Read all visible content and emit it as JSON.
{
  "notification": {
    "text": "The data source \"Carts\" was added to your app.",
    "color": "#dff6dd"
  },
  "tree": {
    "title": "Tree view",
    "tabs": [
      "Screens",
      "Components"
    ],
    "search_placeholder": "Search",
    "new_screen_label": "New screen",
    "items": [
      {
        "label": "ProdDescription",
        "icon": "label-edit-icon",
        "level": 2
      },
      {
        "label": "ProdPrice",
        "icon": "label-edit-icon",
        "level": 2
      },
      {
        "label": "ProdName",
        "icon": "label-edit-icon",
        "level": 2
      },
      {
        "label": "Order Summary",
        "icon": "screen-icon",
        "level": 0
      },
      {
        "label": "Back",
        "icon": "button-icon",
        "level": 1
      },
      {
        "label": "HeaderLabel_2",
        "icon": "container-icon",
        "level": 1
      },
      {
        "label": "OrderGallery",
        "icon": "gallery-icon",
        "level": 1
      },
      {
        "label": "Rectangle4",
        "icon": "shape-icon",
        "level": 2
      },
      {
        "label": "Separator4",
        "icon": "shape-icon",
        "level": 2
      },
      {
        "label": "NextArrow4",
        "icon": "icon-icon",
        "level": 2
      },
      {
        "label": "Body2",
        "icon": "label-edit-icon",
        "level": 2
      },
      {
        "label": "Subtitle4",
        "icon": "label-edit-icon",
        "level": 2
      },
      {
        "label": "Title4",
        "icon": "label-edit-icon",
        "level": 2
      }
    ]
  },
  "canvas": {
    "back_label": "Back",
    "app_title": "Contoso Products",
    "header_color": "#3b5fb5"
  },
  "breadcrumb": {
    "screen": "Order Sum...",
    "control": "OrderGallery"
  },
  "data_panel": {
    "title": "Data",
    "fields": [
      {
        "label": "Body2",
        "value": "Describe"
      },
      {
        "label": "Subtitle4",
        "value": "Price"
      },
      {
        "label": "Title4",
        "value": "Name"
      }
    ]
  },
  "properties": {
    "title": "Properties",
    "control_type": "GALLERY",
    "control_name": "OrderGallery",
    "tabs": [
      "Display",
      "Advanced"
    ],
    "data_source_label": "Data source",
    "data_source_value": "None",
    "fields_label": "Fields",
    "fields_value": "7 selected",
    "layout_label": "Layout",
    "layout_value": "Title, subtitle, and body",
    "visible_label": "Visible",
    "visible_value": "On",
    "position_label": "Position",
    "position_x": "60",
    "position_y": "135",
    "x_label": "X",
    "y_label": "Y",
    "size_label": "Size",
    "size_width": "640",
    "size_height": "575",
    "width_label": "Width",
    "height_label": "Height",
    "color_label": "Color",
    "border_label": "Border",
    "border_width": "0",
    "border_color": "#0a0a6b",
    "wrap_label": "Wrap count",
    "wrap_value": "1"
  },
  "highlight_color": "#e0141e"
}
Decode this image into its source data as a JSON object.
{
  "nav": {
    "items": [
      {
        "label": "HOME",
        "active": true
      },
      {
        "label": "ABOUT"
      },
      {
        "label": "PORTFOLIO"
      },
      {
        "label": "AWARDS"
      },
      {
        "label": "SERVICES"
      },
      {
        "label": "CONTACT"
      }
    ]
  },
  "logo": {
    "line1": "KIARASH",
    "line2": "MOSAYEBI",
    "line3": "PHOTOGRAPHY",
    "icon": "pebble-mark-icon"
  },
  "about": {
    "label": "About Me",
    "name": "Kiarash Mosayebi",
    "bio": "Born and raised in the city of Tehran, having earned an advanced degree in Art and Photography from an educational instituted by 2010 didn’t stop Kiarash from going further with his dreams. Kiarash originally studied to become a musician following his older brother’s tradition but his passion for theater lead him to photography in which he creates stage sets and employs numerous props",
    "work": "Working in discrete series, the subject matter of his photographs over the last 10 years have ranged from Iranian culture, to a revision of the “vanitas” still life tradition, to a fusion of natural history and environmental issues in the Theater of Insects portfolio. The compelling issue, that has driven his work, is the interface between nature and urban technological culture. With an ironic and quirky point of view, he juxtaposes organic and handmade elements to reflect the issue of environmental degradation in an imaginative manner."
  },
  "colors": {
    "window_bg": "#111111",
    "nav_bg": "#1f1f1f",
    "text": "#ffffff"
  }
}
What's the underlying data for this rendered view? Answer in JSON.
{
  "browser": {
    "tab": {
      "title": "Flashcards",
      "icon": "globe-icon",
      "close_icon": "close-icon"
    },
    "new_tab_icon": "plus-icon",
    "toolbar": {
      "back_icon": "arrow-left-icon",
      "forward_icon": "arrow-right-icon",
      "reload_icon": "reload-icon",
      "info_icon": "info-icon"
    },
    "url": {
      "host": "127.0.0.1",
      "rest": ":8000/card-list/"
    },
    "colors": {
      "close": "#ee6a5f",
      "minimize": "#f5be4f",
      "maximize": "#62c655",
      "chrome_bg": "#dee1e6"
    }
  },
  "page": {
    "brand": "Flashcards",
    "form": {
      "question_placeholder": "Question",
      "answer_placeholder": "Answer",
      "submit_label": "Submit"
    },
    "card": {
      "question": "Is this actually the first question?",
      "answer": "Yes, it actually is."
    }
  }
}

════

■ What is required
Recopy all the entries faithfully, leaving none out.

■ Reply to the task
Read all visible content and emit it as JSON.
{
  "notification": {
    "text": "The data source \"Carts\" was added to your app.",
    "color": "#dff6dd"
  },
  "tree": {
    "title": "Tree view",
    "tabs": [
      "Screens",
      "Components"
    ],
    "search_placeholder": "Search",
    "new_screen_label": "New screen",
    "items": [
      {
        "label": "ProdDescription",
        "icon": "label-edit-icon",
        "level": 2
      },
      {
        "label": "ProdPrice",
        "icon": "label-edit-icon",
        "level": 2
      },
      {
        "label": "ProdName",
        "icon": "label-edit-icon",
        "level": 2
      },
      {
        "label": "Order Summary",
        "icon": "screen-icon",
        "level": 0
      },
      {
        "label": "Back",
        "icon": "button-icon",
        "level": 1
      },
      {
        "label": "HeaderLabel_2",
        "icon": "container-icon",
        "level": 1
      },
      {
        "label": "OrderGallery",
        "icon": "gallery-icon",
        "level": 1
      },
      {
        "label": "Rectangle4",
        "icon": "shape-icon",
        "level": 2
      },
      {
        "label": "Separator4",
        "icon": "shape-icon",
        "level": 2
      },
      {
        "label": "NextArrow4",
        "icon": "icon-icon",
        "level": 2
      },
      {
        "label": "Body2",
        "icon": "label-edit-icon",
        "level": 2
      },
      {
        "label": "Subtitle4",
        "icon": "label-edit-icon",
        "level": 2
      },
      {
        "label": "Title4",
        "icon": "label-edit-icon",
        "level": 2
      }
    ]
  },
  "canvas": {
    "back_label": "Back",
    "app_title": "Contoso Products",
    "header_color": "#3b5fb5"
  },
  "breadcrumb": {
    "screen": "Order Sum...",
    "control": "OrderGallery"
  },
  "data_panel": {
    "title": "Data",
    "fields": [
      {
        "label": "Body2",
        "value": "Describe"
      },
      {
        "label": "Subtitle4",
        "value": "Price"
      },
      {
        "label": "Title4",
        "value": "Name"
      }
    ]
  },
  "properties": {
    "title": "Properties",
    "control_type": "GALLERY",
    "control_name": "OrderGallery",
    "tabs": [
      "Display",
      "Advanced"
    ],
    "data_source_label": "Data source",
    "data_source_value": "None",
    "fields_label": "Fields",
    "fields_value": "7 selected",
    "layout_label": "Layout",
    "layout_value": "Title, subtitle, and body",
    "visible_label": "Visible",
    "visible_value": "On",
    "position_label": "Position",
    "position_x": "60",
    "position_y": "135",
    "x_label": "X",
    "y_label": "Y",
    "size_label": "Size",
    "size_width": "640",
    "size_height": "575",
    "width_label": "Width",
    "height_label": "Height",
    "color_label": "Color",
    "border_label": "Border",
    "border_width": "0",
    "border_color": "#0a0a6b",
    "wrap_label": "Wrap count",
    "wrap_value": "1"
  },
  "highlight_color": "#e0141e"
}
Decode this image into its source data as a JSON object.
{
  "nav": {
    "items": [
      {
        "label": "HOME",
        "active": true
      },
      {
        "label": "ABOUT"
      },
      {
        "label": "PORTFOLIO"
      },
      {
        "label": "AWARDS"
      },
      {
        "label": "SERVICES"
      },
      {
        "label": "CONTACT"
      }
    ]
  },
  "logo": {
    "line1": "KIARASH",
    "line2": "MOSAYEBI",
    "line3": "PHOTOGRAPHY",
    "icon": "pebble-mark-icon"
  },
  "about": {
    "label": "About Me",
    "name": "Kiarash Mosayebi",
    "bio": "Born and raised in the city of Tehran, having earned an advanced degree in Art and Photography from an educational instituted by 2010 didn’t stop Kiarash from going further with his dreams. Kiarash originally studied to become a musician following his older brother’s tradition but his passion for theater lead him to photography in which he creates stage sets and employs numerous props",
    "work": "Working in discrete series, the subject matter of his photographs over the last 10 years have ranged from Iranian culture, to a revision of the “vanitas” still life tradition, to a fusion of natural history and environmental issues in the Theater of Insects portfolio. The compelling issue, that has driven his work, is the interface between nature and urban technological culture. With an ironic and quirky point of view, he juxtaposes organic and handmade elements to reflect the issue of environmental degradation in an imaginative manner."
  },
  "colors": {
    "window_bg": "#111111",
    "nav_bg": "#1f1f1f",
    "text": "#ffffff"
  }
}
What's the underlying data for this rendered view? Answer in JSON.
{
  "browser": {
    "tab": {
      "title": "Flashcards",
      "icon": "globe-icon",
      "close_icon": "close-icon"
    },
    "new_tab_icon": "plus-icon",
    "toolbar": {
      "back_icon": "arrow-left-icon",
      "forward_icon": "arrow-right-icon",
      "reload_icon": "reload-icon",
      "info_icon": "info-icon"
    },
    "url": {
      "host": "127.0.0.1",
      "rest": ":8000/card-list/"
    },
    "colors": {
      "close": "#ee6a5f",
      "minimize": "#f5be4f",
      "maximize": "#62c655",
      "chrome_bg": "#dee1e6"
    }
  },
  "page": {
    "brand": "Flashcards",
    "form": {
      "question_placeholder": "Question",
      "answer_placeholder": "Answer",
      "submit_label": "Submit"
    },
    "card": {
      "question": "Is this actually the first question?",
      "answer": "Yes, it actually is."
    }
  }
}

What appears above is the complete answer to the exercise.